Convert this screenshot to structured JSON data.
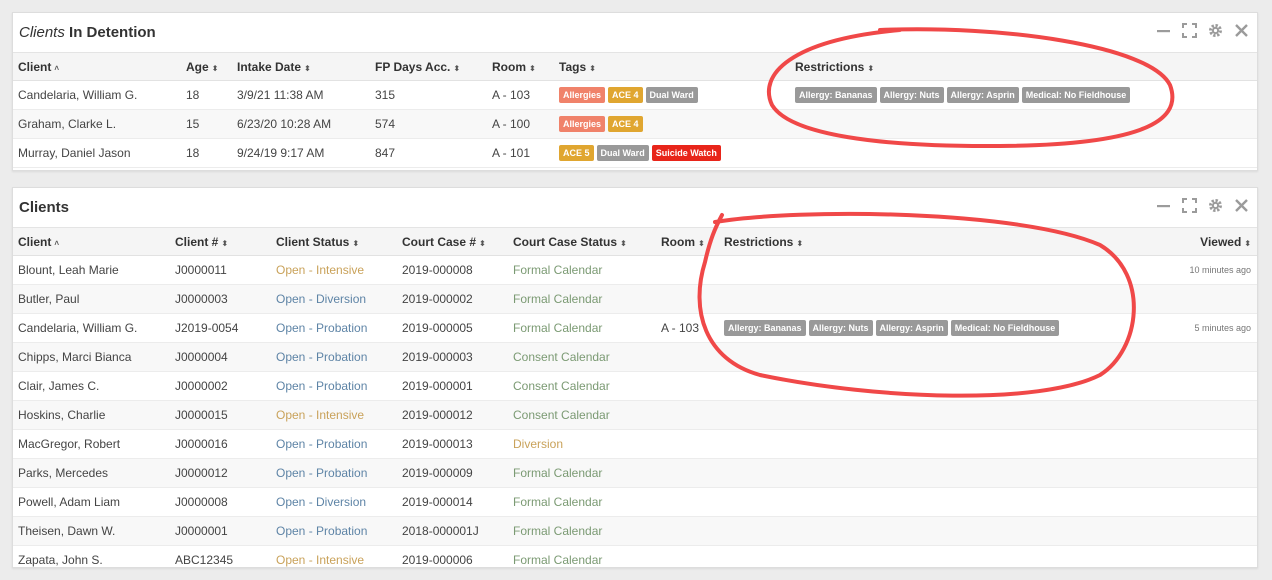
{
  "detention": {
    "title_italic": "Clients",
    "title_bold": "In Detention",
    "columns": [
      "Client",
      "Age",
      "Intake Date",
      "FP Days Acc.",
      "Room",
      "Tags",
      "Restrictions"
    ],
    "rows": [
      {
        "client": "Candelaria, William G.",
        "age": "18",
        "intake": "3/9/21 11:38 AM",
        "fp": "315",
        "room": "A - 103",
        "tags": [
          {
            "t": "Allergies",
            "c": "salmon"
          },
          {
            "t": "ACE 4",
            "c": "amber"
          },
          {
            "t": "Dual Ward",
            "c": "grey"
          }
        ],
        "restrictions": [
          "Allergy: Bananas",
          "Allergy: Nuts",
          "Allergy: Asprin",
          "Medical: No Fieldhouse"
        ]
      },
      {
        "client": "Graham, Clarke L.",
        "age": "15",
        "intake": "6/23/20 10:28 AM",
        "fp": "574",
        "room": "A - 100",
        "tags": [
          {
            "t": "Allergies",
            "c": "salmon"
          },
          {
            "t": "ACE 4",
            "c": "amber"
          }
        ],
        "restrictions": []
      },
      {
        "client": "Murray, Daniel Jason",
        "age": "18",
        "intake": "9/24/19 9:17 AM",
        "fp": "847",
        "room": "A - 101",
        "tags": [
          {
            "t": "ACE 5",
            "c": "amber"
          },
          {
            "t": "Dual Ward",
            "c": "grey"
          },
          {
            "t": "Suicide Watch",
            "c": "red"
          }
        ],
        "restrictions": []
      }
    ]
  },
  "clients": {
    "title": "Clients",
    "columns": [
      "Client",
      "Client #",
      "Client Status",
      "Court Case #",
      "Court Case Status",
      "Room",
      "Restrictions",
      "Viewed"
    ],
    "rows": [
      {
        "client": "Blount, Leah Marie",
        "num": "J0000011",
        "status": "Open - Intensive",
        "sc": "intensive",
        "case": "2019-000008",
        "ccs": "Formal Calendar",
        "ccc": "green",
        "room": "",
        "restrictions": [],
        "viewed": "10 minutes ago"
      },
      {
        "client": "Butler, Paul",
        "num": "J0000003",
        "status": "Open - Diversion",
        "sc": "blue",
        "case": "2019-000002",
        "ccs": "Formal Calendar",
        "ccc": "green",
        "room": "",
        "restrictions": [],
        "viewed": ""
      },
      {
        "client": "Candelaria, William G.",
        "num": "J2019-0054",
        "status": "Open - Probation",
        "sc": "blue",
        "case": "2019-000005",
        "ccs": "Formal Calendar",
        "ccc": "green",
        "room": "A - 103",
        "restrictions": [
          "Allergy: Bananas",
          "Allergy: Nuts",
          "Allergy: Asprin",
          "Medical: No Fieldhouse"
        ],
        "viewed": "5 minutes ago"
      },
      {
        "client": "Chipps, Marci Bianca",
        "num": "J0000004",
        "status": "Open - Probation",
        "sc": "blue",
        "case": "2019-000003",
        "ccs": "Consent Calendar",
        "ccc": "green",
        "room": "",
        "restrictions": [],
        "viewed": ""
      },
      {
        "client": "Clair, James C.",
        "num": "J0000002",
        "status": "Open - Probation",
        "sc": "blue",
        "case": "2019-000001",
        "ccs": "Consent Calendar",
        "ccc": "green",
        "room": "",
        "restrictions": [],
        "viewed": ""
      },
      {
        "client": "Hoskins, Charlie",
        "num": "J0000015",
        "status": "Open - Intensive",
        "sc": "intensive",
        "case": "2019-000012",
        "ccs": "Consent Calendar",
        "ccc": "green",
        "room": "",
        "restrictions": [],
        "viewed": ""
      },
      {
        "client": "MacGregor, Robert",
        "num": "J0000016",
        "status": "Open - Probation",
        "sc": "blue",
        "case": "2019-000013",
        "ccs": "Diversion",
        "ccc": "amber",
        "room": "",
        "restrictions": [],
        "viewed": ""
      },
      {
        "client": "Parks, Mercedes",
        "num": "J0000012",
        "status": "Open - Probation",
        "sc": "blue",
        "case": "2019-000009",
        "ccs": "Formal Calendar",
        "ccc": "green",
        "room": "",
        "restrictions": [],
        "viewed": ""
      },
      {
        "client": "Powell, Adam Liam",
        "num": "J0000008",
        "status": "Open - Diversion",
        "sc": "blue",
        "case": "2019-000014",
        "ccs": "Formal Calendar",
        "ccc": "green",
        "room": "",
        "restrictions": [],
        "viewed": ""
      },
      {
        "client": "Theisen, Dawn W.",
        "num": "J0000001",
        "status": "Open - Probation",
        "sc": "blue",
        "case": "2018-000001J",
        "ccs": "Formal Calendar",
        "ccc": "green",
        "room": "",
        "restrictions": [],
        "viewed": ""
      },
      {
        "client": "Zapata, John S.",
        "num": "ABC12345",
        "status": "Open - Intensive",
        "sc": "intensive",
        "case": "2019-000006",
        "ccs": "Formal Calendar",
        "ccc": "green",
        "room": "",
        "restrictions": [],
        "viewed": ""
      }
    ]
  },
  "colors": {
    "annotation": "#f04848",
    "tag_grey": "#999999",
    "tag_salmon": "#f0826a",
    "tag_amber": "#e0a630",
    "tag_red": "#e8251a"
  },
  "icons": [
    "minimize-icon",
    "expand-icon",
    "gear-icon",
    "close-icon",
    "sort-icon"
  ]
}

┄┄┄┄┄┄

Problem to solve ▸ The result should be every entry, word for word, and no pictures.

Response area ▸
Convert this screenshot to structured JSON data.
{
  "detention": {
    "title_italic": "Clients",
    "title_bold": "In Detention",
    "columns": [
      "Client",
      "Age",
      "Intake Date",
      "FP Days Acc.",
      "Room",
      "Tags",
      "Restrictions"
    ],
    "rows": [
      {
        "client": "Candelaria, William G.",
        "age": "18",
        "intake": "3/9/21 11:38 AM",
        "fp": "315",
        "room": "A - 103",
        "tags": [
          {
            "t": "Allergies",
            "c": "salmon"
          },
          {
            "t": "ACE 4",
            "c": "amber"
          },
          {
            "t": "Dual Ward",
            "c": "grey"
          }
        ],
        "restrictions": [
          "Allergy: Bananas",
          "Allergy: Nuts",
          "Allergy: Asprin",
          "Medical: No Fieldhouse"
        ]
      },
      {
        "client": "Graham, Clarke L.",
        "age": "15",
        "intake": "6/23/20 10:28 AM",
        "fp": "574",
        "room": "A - 100",
        "tags": [
          {
            "t": "Allergies",
            "c": "salmon"
          },
          {
            "t": "ACE 4",
            "c": "amber"
          }
        ],
        "restrictions": []
      },
      {
        "client": "Murray, Daniel Jason",
        "age": "18",
        "intake": "9/24/19 9:17 AM",
        "fp": "847",
        "room": "A - 101",
        "tags": [
          {
            "t": "ACE 5",
            "c": "amber"
          },
          {
            "t": "Dual Ward",
            "c": "grey"
          },
          {
            "t": "Suicide Watch",
            "c": "red"
          }
        ],
        "restrictions": []
      }
    ]
  },
  "clients": {
    "title": "Clients",
    "columns": [
      "Client",
      "Client #",
      "Client Status",
      "Court Case #",
      "Court Case Status",
      "Room",
      "Restrictions",
      "Viewed"
    ],
    "rows": [
      {
        "client": "Blount, Leah Marie",
        "num": "J0000011",
        "status": "Open - Intensive",
        "sc": "intensive",
        "case": "2019-000008",
        "ccs": "Formal Calendar",
        "ccc": "green",
        "room": "",
        "restrictions": [],
        "viewed": "10 minutes ago"
      },
      {
        "client": "Butler, Paul",
        "num": "J0000003",
        "status": "Open - Diversion",
        "sc": "blue",
        "case": "2019-000002",
        "ccs": "Formal Calendar",
        "ccc": "green",
        "room": "",
        "restrictions": [],
        "viewed": ""
      },
      {
        "client": "Candelaria, William G.",
        "num": "J2019-0054",
        "status": "Open - Probation",
        "sc": "blue",
        "case": "2019-000005",
        "ccs": "Formal Calendar",
        "ccc": "green",
        "room": "A - 103",
        "restrictions": [
          "Allergy: Bananas",
          "Allergy: Nuts",
          "Allergy: Asprin",
          "Medical: No Fieldhouse"
        ],
        "viewed": "5 minutes ago"
      },
      {
        "client": "Chipps, Marci Bianca",
        "num": "J0000004",
        "status": "Open - Probation",
        "sc": "blue",
        "case": "2019-000003",
        "ccs": "Consent Calendar",
        "ccc": "green",
        "room": "",
        "restrictions": [],
        "viewed": ""
      },
      {
        "client": "Clair, James C.",
        "num": "J0000002",
        "status": "Open - Probation",
        "sc": "blue",
        "case": "2019-000001",
        "ccs": "Consent Calendar",
        "ccc": "green",
        "room": "",
        "restrictions": [],
        "viewed": ""
      },
      {
        "client": "Hoskins, Charlie",
        "num": "J0000015",
        "status": "Open - Intensive",
        "sc": "intensive",
        "case": "2019-000012",
        "ccs": "Consent Calendar",
        "ccc": "green",
        "room": "",
        "restrictions": [],
        "viewed": ""
      },
      {
        "client": "MacGregor, Robert",
        "num": "J0000016",
        "status": "Open - Probation",
        "sc": "blue",
        "case": "2019-000013",
        "ccs": "Diversion",
        "ccc": "amber",
        "room": "",
        "restrictions": [],
        "viewed": ""
      },
      {
        "client": "Parks, Mercedes",
        "num": "J0000012",
        "status": "Open - Probation",
        "sc": "blue",
        "case": "2019-000009",
        "ccs": "Formal Calendar",
        "ccc": "green",
        "room": "",
        "restrictions": [],
        "viewed": ""
      },
      {
        "client": "Powell, Adam Liam",
        "num": "J0000008",
        "status": "Open - Diversion",
        "sc": "blue",
        "case": "2019-000014",
        "ccs": "Formal Calendar",
        "ccc": "green",
        "room": "",
        "restrictions": [],
        "viewed": ""
      },
      {
        "client": "Theisen, Dawn W.",
        "num": "J0000001",
        "status": "Open - Probation",
        "sc": "blue",
        "case": "2018-000001J",
        "ccs": "Formal Calendar",
        "ccc": "green",
        "room": "",
        "restrictions": [],
        "viewed": ""
      },
      {
        "client": "Zapata, John S.",
        "num": "ABC12345",
        "status": "Open - Intensive",
        "sc": "intensive",
        "case": "2019-000006",
        "ccs": "Formal Calendar",
        "ccc": "green",
        "room": "",
        "restrictions": [],
        "viewed": ""
      }
    ]
  },
  "colors": {
    "annotation": "#f04848",
    "tag_grey": "#999999",
    "tag_salmon": "#f0826a",
    "tag_amber": "#e0a630",
    "tag_red": "#e8251a"
  },
  "icons": [
    "minimize-icon",
    "expand-icon",
    "gear-icon",
    "close-icon",
    "sort-icon"
  ]
}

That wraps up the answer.